During the 1800s and early 1900s, Freemasonry grew dramatically. At that time, the government had provided no social “safety net”. The Masonic tradition of founding orphanages, homes for widows, and homes for the aged provided the only security many people knew. Today in North America, the Masonic Fraternity continues this tradition by giving almost $1.5 million each day to causes that range from operating children’s hospitals, providing treatment for childhood language disorders, treating eye diseases, funding medical research, contributing to local community service, and providing care to Masons and their families at Masonic Homes. The four million Masons worldwide continue to help men and women face the problems of the 21st century by building bridges of brotherhood and instilling in the hearts of men ideals for a better tomorrow.

The nineteenth century witnessed the tumultuous French Revolution as well the Civil War in the U.S. – both of which had many Freemasons actively involved espousing the very same ideals. In more recent times, Freemasons and Freemasonic ideals lent themselves to other social and political transformations, including the foundation of the Indian National Congress, the various Freedom movements in South and Central America inspired by Simon Bolivar.

Freemasonry in India 

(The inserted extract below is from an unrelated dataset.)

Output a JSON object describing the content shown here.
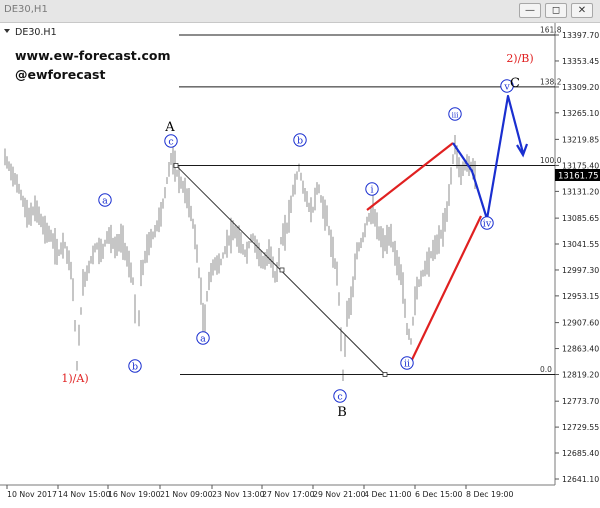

The honour of receiving Freemasonry in India goes to Calcutta. In 1730 officers of the East Indian Company held their meetings in Fort William, Calcutta. The number given to the Lodge was 72. On 27th December 1728, a Deputation was granted by the Grand Lodge of England to George Pomfret, authorizing him to “open a new Lodge in Bengal.” Thus, says Preston, “he first introduced Masonry into the English settlements in India” and Pomfret figures in the Masonic Year Book as the first Provincial Grand Master for East India, The Grand Lodge issued a letter “to Empower and Authorize our well beloved Brother Pomfret….that he do, in our place and stead, constitute a regular Lodge, in due form at Fort William in Bengal in the East Indies….” This was signed and sealed “the 6th day of February 1728/9 and in the year of Masonry 5732” (which shows that Grand Lodge used Usher’s Chronology in dating the Masonic era – as the Grand Lodge of Scotland still does!) The Lodge at Fort William — that is, Calcutta — appears in the Engraved List of 1730, as No.72. It was to meet at Fort William in Calcutta. The Coat of Arms was adopted from the East India Company a Golden Lion, Rampant Guardant, supporting between the Forepaws a Regal Crown. Nothing further, however, is known of this individual and even the voluminous Calcutta records are silent concerning him. He was succeeded in 1729 by Captain Ralph Farwinter as Provincial Grand Master “for East India in Bengal” and, under his direction, a Lodge was duly established in 1730, known as Lodge East India Arms, which, in the Engraved Lists, is distinguished by the Arms of the Company and is described as No.7 at Bengal in the East Indies. The records of the Grand Lodge of England contain an entry to the effect that, on December 3, 1731, Captain Farwinter attended a Communication as the Provincial Grand Master for India and that, on his return to India, he sent “from his Lodge of Bengal a chest of the best arrack for the use of the Grand Lodge and ten guineas for the Masonic Charity.” At the Communication held on December 13, 1733, the thanks of the Grand Lodge of England were voted to him for his gift.

The following letter of thanks, which was sent by the Grand Lodge of England to the Provincial Grand Lodge of Bengal, is taken from a copy which appears in the Rawlinson Collection in the Bodleian Library at Oxford. (Rawl. Ms., c. 136).